Do you have an idea for horror novel? All you need is a laptop and time. What’s stopping you giving that a go? Send me your novel when it’s done. I’ll read it. In fact, I look forward to reading it. If you want it badly enough, and you’re prepared to put in the hard work, because there’s a lot of that, one day you’ll get to where you want to be.

 

Scott – In the meantime (between reading all the novels that are about to land in your inbox), you were recently featured in a PC Gamer article as a screenarcher — essentially a video game photographer.  Tell us a little about that.

 

 

Andy – Being a screenarcher is a hobby I’ve had for a couple of years now. It started when I first began writing and modding for Skyrim. I began taking promotional shots of my characters for when I released them. I discovered that I really enjoyed doing character portraits. I set about trying to achieve the most photo-real portraits I could within the Creation (Skyrim) engine. Over time, that grew to become a love of shooting game characters and worlds. Now, I find I can’t play a game if I can’t shoot it.

 

Over the past couple of years, I’ve shot a lot of games. Skyrim is still my all-time favourite. I think I’ve produced my best work within it. Recently, I shot Hellblade, Assassin’s Creed Origins, Ghost Recon Wildlands. My favourite game from last year, as both a game to shoot and to play, would have to be The Last of Us. What an incredible game that is! If I could pick any game to adapt as a movie, that would be it.

 

The PC Gamer article showcased my best shots from 2017. As a gamer, it’s a bit of a dream come true to be featured on PC Gamer. Yeah, that was pretty cool.

 

I have a Flickr page where I upload my video game shots: www.flickr.com/andrewcull. I try to update it whenever I’m shooting something new.

 

 

Scott – What’s one excerpt from your work that you feel most defines you as an author?

 

Andy – That’s a really tough question! Here’s a couple that I like:

 

“Way I look at it, you get to a point in your life when you turn a corner and realise that’s about all you’re gonna get. If you can face down that knowledge and not crack open a bottle, well, you’re a better person than I am. If I make it to eighty I intend to start smoking again.” – Ellie Ray, Knock and You Will See Me.

 

“Being scared’s good,” Grandpa Walker had told me once. “Stops us from doing stupid things.” It hadn’t stopped me. ― Em Walker, Hope and Walker

 

From Knock and You Will See Me:

 

Death is silence. It’s not the crying and the grieving. It’s not the condolences or the pastor’s patronising words. It’s not the pain, like a heart attack, that seizes you in the dark when you close your eyes. No, it’s the never-ending, fucking silence of it. It’s never hearing their voice again. Not a word.

 

Not a sound.

 

Not ever again.

 

 

Scott – Where can people go to follow you and find out more about your work?

 

Andy – I blog most days of the week on my Facebook page: www.facebook.com/officialandrewcull

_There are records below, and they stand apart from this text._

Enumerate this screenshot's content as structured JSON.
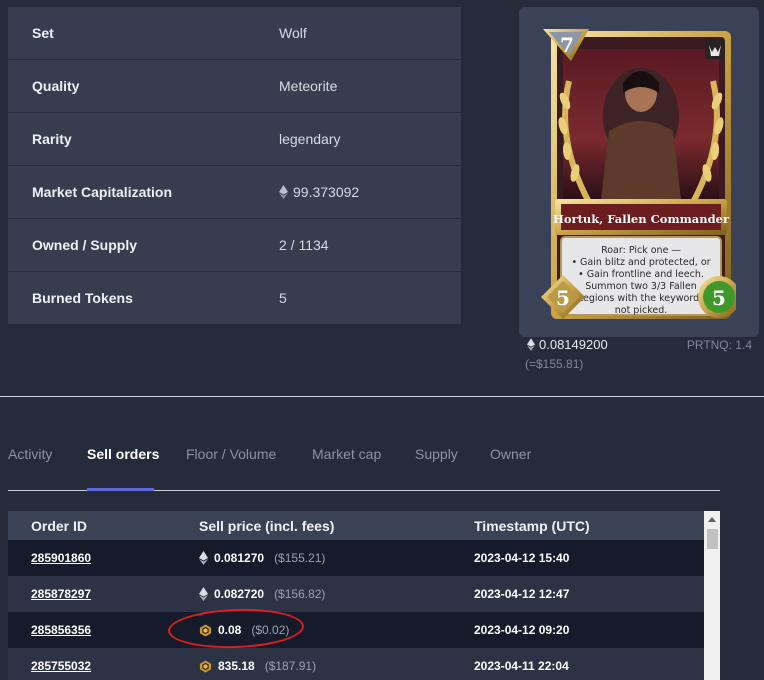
{
  "attributes": [
    {
      "label": "Set",
      "value": "Wolf"
    },
    {
      "label": "Quality",
      "value": "Meteorite"
    },
    {
      "label": "Rarity",
      "value": "legendary"
    },
    {
      "label": "Market Capitalization",
      "value": "99.373092",
      "icon": "eth-icon"
    },
    {
      "label": "Owned / Supply",
      "value": "2 / 1134"
    },
    {
      "label": "Burned Tokens",
      "value": "5"
    }
  ],
  "card": {
    "mana": "7",
    "name": "Hortuk, Fallen Commander",
    "text": "Roar: Pick one — • Gain blitz and protected, or • Gain frontline and leech. Summon two 3/3 Fallen Legions with the keywords not picked.",
    "attack": "5",
    "health": "5",
    "god_icon": "wolf-icon"
  },
  "price": {
    "eth": "0.08149200",
    "usd": "(=$155.81)",
    "rank": "PRTNQ: 1.4"
  },
  "tabs": [
    {
      "label": "Activity",
      "active": false
    },
    {
      "label": "Sell orders",
      "active": true
    },
    {
      "label": "Floor / Volume",
      "active": false
    },
    {
      "label": "Market cap",
      "active": false
    },
    {
      "label": "Supply",
      "active": false
    },
    {
      "label": "Owner",
      "active": false
    }
  ],
  "orders": {
    "headers": [
      "Order ID",
      "Sell price (incl. fees)",
      "Timestamp (UTC)"
    ],
    "rows": [
      {
        "id": "285901860",
        "price": "0.081270",
        "fiat": "($155.21)",
        "currency": "eth-icon",
        "timestamp": "2023-04-12 15:40"
      },
      {
        "id": "285878297",
        "price": "0.082720",
        "fiat": "($156.82)",
        "currency": "eth-icon",
        "timestamp": "2023-04-12 12:47"
      },
      {
        "id": "285856356",
        "price": "0.08",
        "fiat": "($0.02)",
        "currency": "gods-token-icon",
        "timestamp": "2023-04-12 09:20"
      },
      {
        "id": "285755032",
        "price": "835.18",
        "fiat": "($187.91)",
        "currency": "gods-token-icon",
        "timestamp": "2023-04-11 22:04"
      }
    ]
  },
  "colors": {
    "background": "#252b3b",
    "panel": "#353d4f",
    "accent": "#5a6bd8",
    "highlight_circle": "#e01d1d",
    "gods_token": "#c99a2e"
  }
}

That’s where I post first about what I’m writing or shooting.

I’m also on Twitter @andrewcull.

Follow me on my Flickr if you like my videogame photography: www.flickr.com/andrewcull

 

Thanks very much for having me on the Horror Tree!

 

Pin It on Pinterest